## TASK DETAILS
Where the word "label" shows up in the entries below, please copy the whole line.

Stored entries
=== Section Start ===

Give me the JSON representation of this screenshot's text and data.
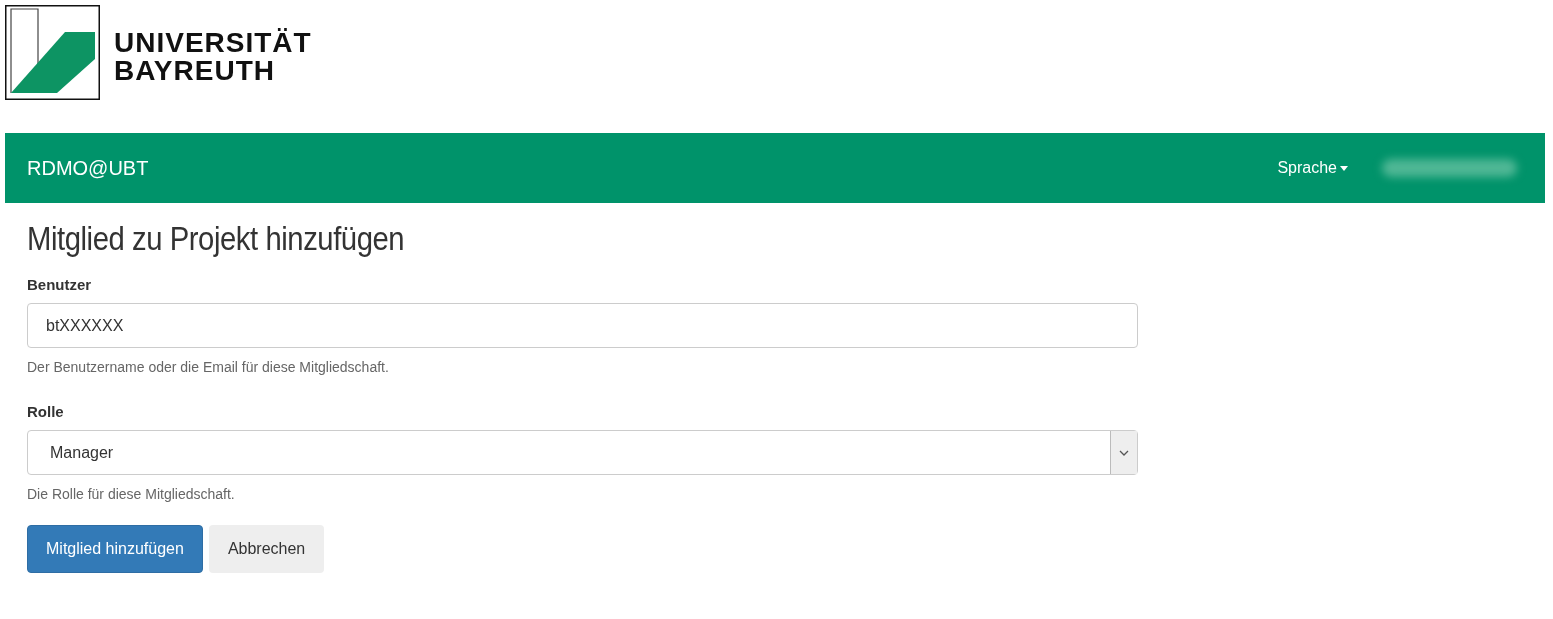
{
  "logo": {
    "line_1": "UNIVERSITÄT",
    "line_2": "BAYREUTH"
  },
  "navbar": {
    "brand": "RDMO@UBT",
    "language_menu": "Sprache"
  },
  "page_title": "Mitglied zu Projekt hinzufügen",
  "fields": [
    {
      "kind": "text",
      "label": "Benutzer",
      "value": "btXXXXXX",
      "help": "Der Benutzername oder die Email für diese Mitgliedschaft."
    },
    {
      "kind": "select",
      "label": "Rolle",
      "value": "Manager",
      "help": "Die Rolle für diese Mitgliedschaft."
    }
  ],
  "buttons": [
    {
      "label": "Mitglied hinzufügen",
      "kind": "primary"
    },
    {
      "label": "Abbrechen",
      "kind": "default"
    }
  ]
}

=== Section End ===

## ANSWER TO THIS PROBLEM
      "label": "Benutzer",
      "label": "Rolle",
      "label": "Mitglied hinzufügen",
      "label": "Abbrechen",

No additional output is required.